What's behind the Ceuta migrant crisis?
The migration crisis on the Spanish-Moroccan border likely has its roots in a long-running conflict that lies in about 2,000 kilometers (1,242 miles) away. DW explains what's behind it.
It's not entirely certain because Morocco hasn't made any clear statements on the matter. However, Morocco's minister for human rights, Mustapha Ramid, previously criticized Spain's behavior on Facebook, saying that the country was offering refuge to a group that had taken up arms against his country. Most likely, he meant Polisario Front leader, Brahim Ghali, who has been receiving medical treatment for COVID-19 in northern Spain since mid-April.
The Polisario Front is an independence movement that claims territory in the Western Sahara region, an area that Morocco says belongs to it.
It is believed that Moroccan authorities deliberately reduced the number of military forces on this heavily guarded piece of land in the coastal colony of Ceuta on Morocco's border after Ghali was taken to Spain. This week, Spain's highest court issued a legal summons for Ghali pertaining to a possible war crimes case.
What is Morocco so worried about?
The Moroccan government is concerned because an EU member state is treating Ghali. It had hoped for more international recognition of its claim over Western Sahara after former US President Donald Trump said he would recognize it last December. The US recognition was seen as part of a deal in which Morocco established diplomatic relations with Israel. Because of Spain's actions with Ghali, Morocco is concerned that its claim to sovereignty over the Western Sahara region will be questioned again.
Ceuta: Thousands of migrants swim to Spanish enclave in North Africa
Swimming to the European enclave
About 6,000 migrants managed to cross from Morocco to the tiny Spanish territory of Ceuta by Tuesday. Many of them swam or used rubber dinghies. One young man drowned as he tried to reach the enclave.
Where does Germany stand in all this?
Morocco is also at odds with Germany over the Western Sahara. At the beginning of May, the North African country recalled its own ambassador from Berlin, saying it was doing so because of "hostile" actions by Germany. Previously, Germany had been critical of the Trump administration's decision to recognize the Moroccan claims over Western Sahara. It had called a meeting of the UN Security Council to discuss the matter.
How did this conflict begin?
The tensions date back to 1884. As part of the so-called Congo Conference, large parts of Africa were divided between the European colonial powers of the time. Back then, the area now known as Western Sahara came under Spain's sphere of influence. In 1976, Spain began to withdraw from the region.
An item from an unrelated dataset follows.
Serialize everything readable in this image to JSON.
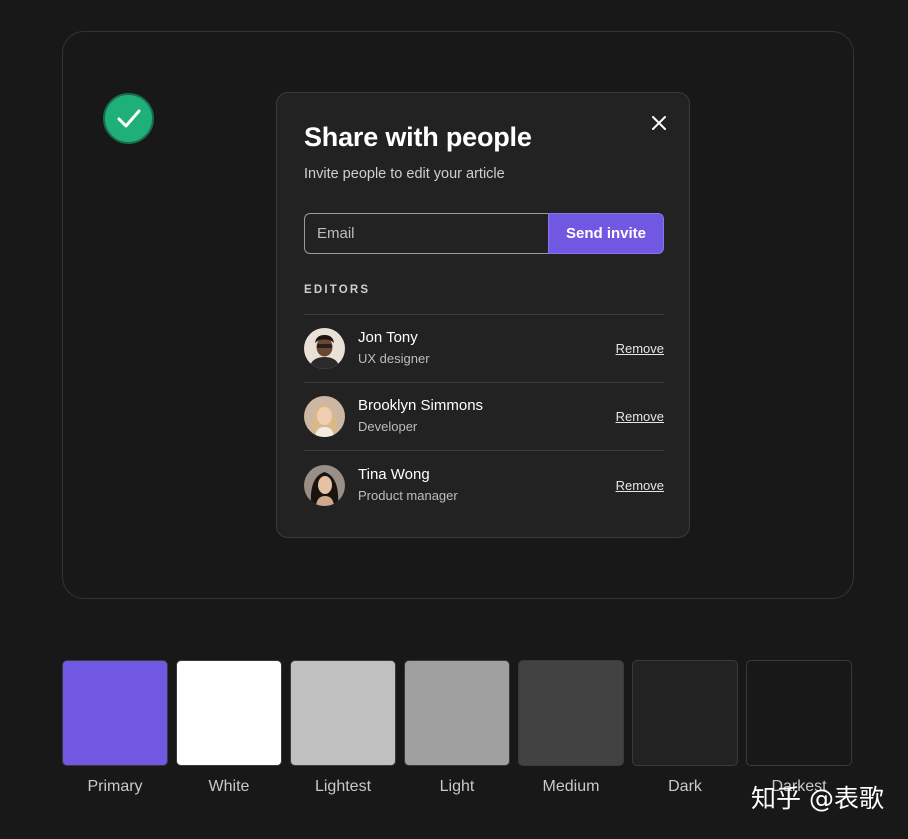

Following this, Morocco and Mauritania both claimed the territory. In 1979, Mauritania renounced its claims and Morocco occupied the southern part of Western Sahara.
What is the Polisario Front?
The Polisario Front — the name comes from the Spanish, El Frente Popular de Liberación de Saguia el Hamra y Rio de Oro or, in English, the Popular Front for the Liberation of Saguía el-Hamra and Río de Oro — was founded in 1973. The two regions in the name form the Western Sahara. The Polisario Front's aim is to establish an independent state in the Western Sahara.
As increasing numbers of Moroccans came to settle in the area during the 1970s. The Polisario called the area the Saharan Arab Democratic Republic (DARS). The armed conflict with the Moroccan army began in 1975. The Polisario Front is supported by neighboring Algeria, which is also home to many refugees from Western Sahara.
In 1991, a ceasefire between the two was arranged and this has mostly held up until today. The first serious break in the ceasefire came late last year.
Why is Western Sahara so important?
The region is rich in mineral resources, including some of the largest phosphate deposits in the world. Around 72% of all known phosphate reserves are there. Before the 1991 ceasefire, Morocco had started to build a border wall. The result is that much of those mineral deposits are now in Moroccan-controlled territory.
What is Western Sahara's legal status?
DARS is currently recognized by about 50 states as well as the African Union(AU). It is usually described as a "non-self-governing territory." In fact, it has been a member of the AU since 1984, which prompted Morocco to withdraw from the union that same year. It returned to the AU in 2017.
Various plans have been proposed to resolve the stand-off about DARS' legal status, including a Moroccan offer to make it an autonomous region within Morocco. The United Nations Mission for the Referendum in Western Sahara was originally dispatched to the area to organize a referendum for the people living there, so that they could decide their own fate. Negotiations continue as to what a reasonable resolution to the ongoing impasse might be.
This article has been translated from German.